If you are a regular reader, you know I thinned the scope herd some years ago. Some of it I could no longer handle post-2019. And some of it just wasn’t used anymore. What I am left with is two GEMs, an Advanced VX and a Losmandy GM811; a small altazimuth mount; an Edge 800 C8, 5-inch, 80mm and 66mm APOs; some nice achromats; Zelda, my 10-inch Chinese dob; and Charity Hope Valentine; my ETX. Now that might sound like a lotta telescopes to you, but trust me, it is NOTHING like the long-lost days of Chaos Manor South.

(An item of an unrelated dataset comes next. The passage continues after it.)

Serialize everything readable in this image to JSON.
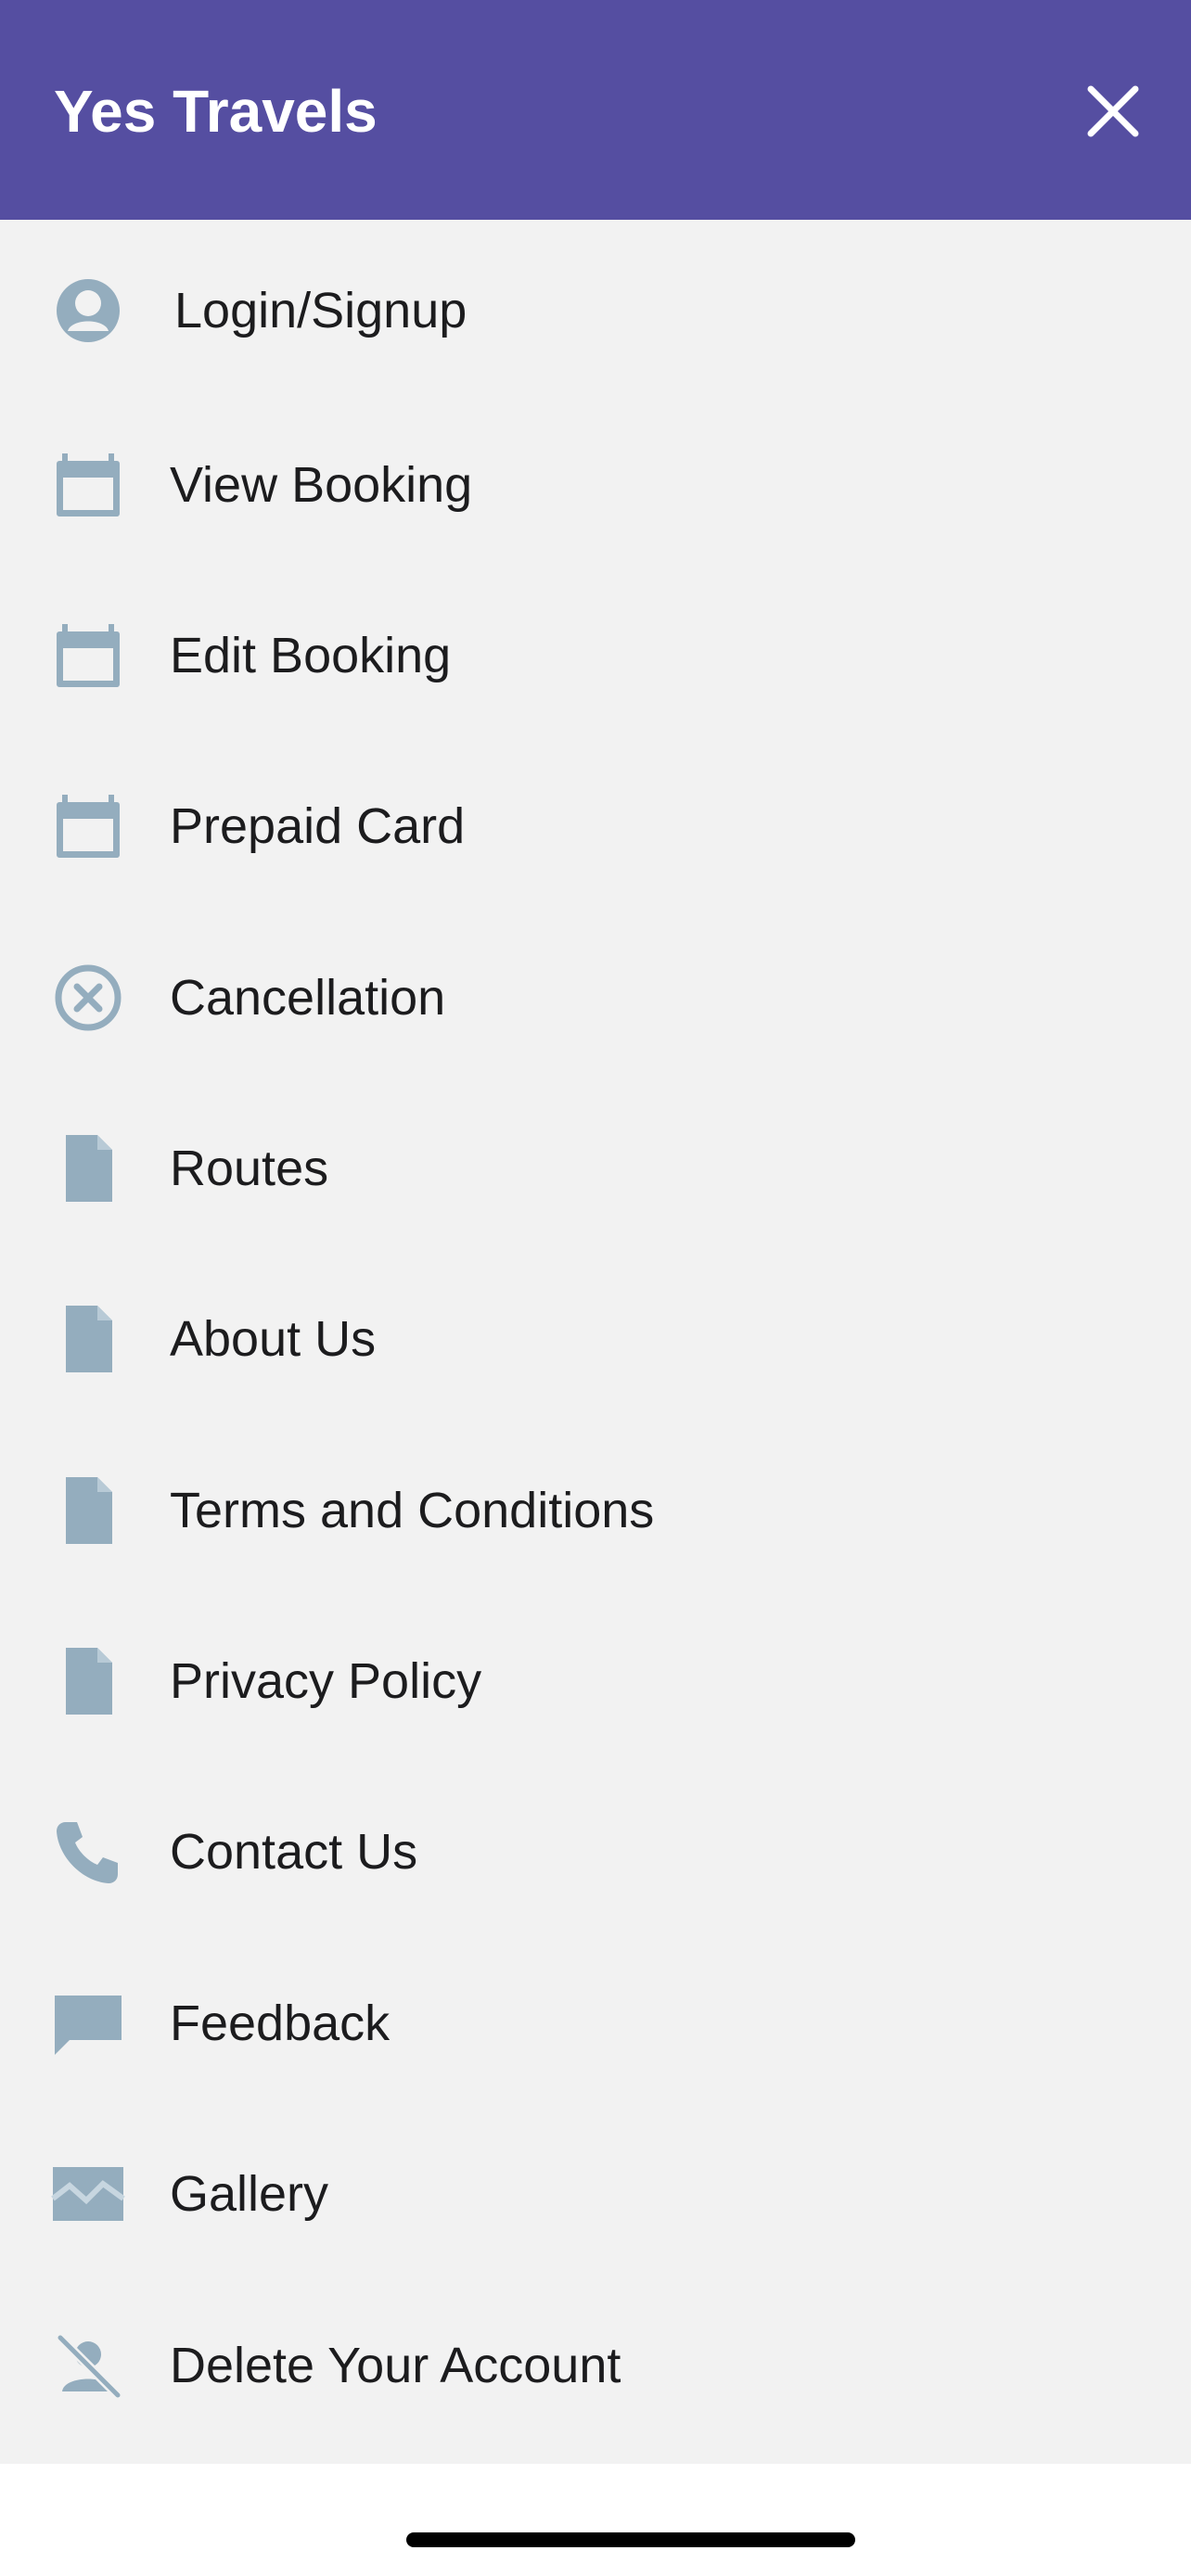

The only new telescope that has come here in a very long time is a very modest one indeed, Tanya, a Celestron 4.5-inch Newtonian I stumbled upon in a Goodwill store. But I am content. Even after the cull, I have more telescopes than I use. What gets used most? Often, it’s not a scope at all, but my time-honored Burgess Optical 15x70 binoculars.
Should I talk about telescope companies? Things have not changed much. Except that post-pandemic the crazy-low prices for scopes are, like anything else, a thing of the past. I still can’t believe I got Zelda (a 10-inch GSO dob), two eyepieces (one a decent 2-incher), a laser collimator, a cooling fan, a two-speed focuser, and a RACI 50mm finder delivered for 500 bucks. I don’t expect those days will come again, but telescopes are still quite inexpensive.
To be specific about telescope companies? Celestron is what it is. They are a Chinese company with the strengths and weaknesses inherent in that. Meade? They are in some sense an American company again, now being owned by Telescope and Binocular Center (Orion) after a legal victory against Meade’s Chinese masters (or really “master,” which was really, as I long thought, Celestron owner Synta). They only make telescopes in Mexico, still, and most of their gear is imported from China. But, yeah, a heartening sign.
And back to your Unk’s journey down the timestream…
I’m 70, or soon will be, Lord willin’. When I get up in the morning, I feel every bit of that. The whistling past the graveyard of the couple of years before the pandemic, the "I FEEL YOUNG!" stuff, is history. But you know what? Yes, the pandemic changed everything and much not for the good. But I feel OK. I am pressing on. I’ve got two more books under my belt. I continue with Sky & Telescope, and next semester I am going to increase my teaching load.
Hell, I may be over the hill, muchachos, but I am not quite ready to give up, collapse, and roll down the opposite slope and into oblivion.